On the left side of the framework, in red, are the questions for intermediaries. When we invest in an intermediary, our goal is to help them access traditional capital markets directly, so they can scale and increase the impact they and their borrowers are creating. We recognize that we are far removed from the “on the ground” activities when investing in intermediaries, and that our primary impact is systems change: facilitating local financial market creation, growing sector activity, strengthening impact business models, and helping to leverage additional investor capital. As intermediaries grow their operations with help from our investment, we have a multiplier effect on the impact that the intermediaries’ target clients create. We underwrite our partners’ ability to work with their clients to determine the best approach to creating and monitoring the impact on the ground, but we aren’t directly involved ourselves. The questions we ask and the metrics we request from this kind of investee reflect this understanding.
On the right side of the framework, in blue, are sample questions for direct investments in businesses or projects. These questions are appropriate for funds or intermediaries to ask their borrowers. With an operating business or project, an investor can be more engaged in setting the strategy for impact, as they are much closer to on-the-ground activities.
There is no “one right way” to adopt a gender lens
There is no a magic formula for gender-lens investing. These questions offered in the framework are merely starting points for a deeper conversation that has no right or wrong answer. Just because a potential investee lacks an awareness of gender equity doesn’t mean that they don’t currently have a positive impact on women (they might not acknowledge it as anything other than business as usual) or that they can’t or won’t shift their operations to be more gender-inclusive and as a result produce a powerful impact. The top section of this framework “Screening & Fit” outlines the broad, inclusive screens we use when developing our pipeline. In our experience, being inclusive has much greater potential for impact than setting rigid screens and potentially excluding good opportunities. Gender impact is both difficult to isolate and extremely contextual. Being open-minded and being responsive to the data we collect has served us well.
Gender isn’t a sector and it isn’t an asset class; it cuts across these categories and more. As the name “gender lens investing” makes clear, gender is a lens—a way of seeing that helps an investor highlight opportunity, illuminate risk, and understand strategy in a more nuanced way. Ultimately, gender equity is not only an important impact goal as highlighted by SDG 5, but a critical tool that has the potential to make all of us better investors.

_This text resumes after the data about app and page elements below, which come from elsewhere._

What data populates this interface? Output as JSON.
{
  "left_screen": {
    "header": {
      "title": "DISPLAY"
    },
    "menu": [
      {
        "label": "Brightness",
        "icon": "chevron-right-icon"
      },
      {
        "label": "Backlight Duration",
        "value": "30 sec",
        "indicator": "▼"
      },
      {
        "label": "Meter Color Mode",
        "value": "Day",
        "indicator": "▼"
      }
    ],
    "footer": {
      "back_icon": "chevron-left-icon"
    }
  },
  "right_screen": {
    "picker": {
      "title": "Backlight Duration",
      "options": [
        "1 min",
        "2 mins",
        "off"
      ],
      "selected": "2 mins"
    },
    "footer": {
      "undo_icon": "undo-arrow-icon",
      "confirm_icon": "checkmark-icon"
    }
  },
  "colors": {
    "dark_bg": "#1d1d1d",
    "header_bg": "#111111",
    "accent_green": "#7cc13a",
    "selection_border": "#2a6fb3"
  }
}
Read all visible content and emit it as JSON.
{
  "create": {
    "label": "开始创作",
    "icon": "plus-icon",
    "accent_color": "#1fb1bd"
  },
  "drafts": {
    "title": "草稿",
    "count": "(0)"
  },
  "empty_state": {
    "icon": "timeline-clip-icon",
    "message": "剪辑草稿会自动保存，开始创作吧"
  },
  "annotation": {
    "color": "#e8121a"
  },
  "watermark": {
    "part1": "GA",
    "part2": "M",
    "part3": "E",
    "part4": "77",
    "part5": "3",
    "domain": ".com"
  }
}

If you're interested in downloading the underwriting framework, please provide your name and email.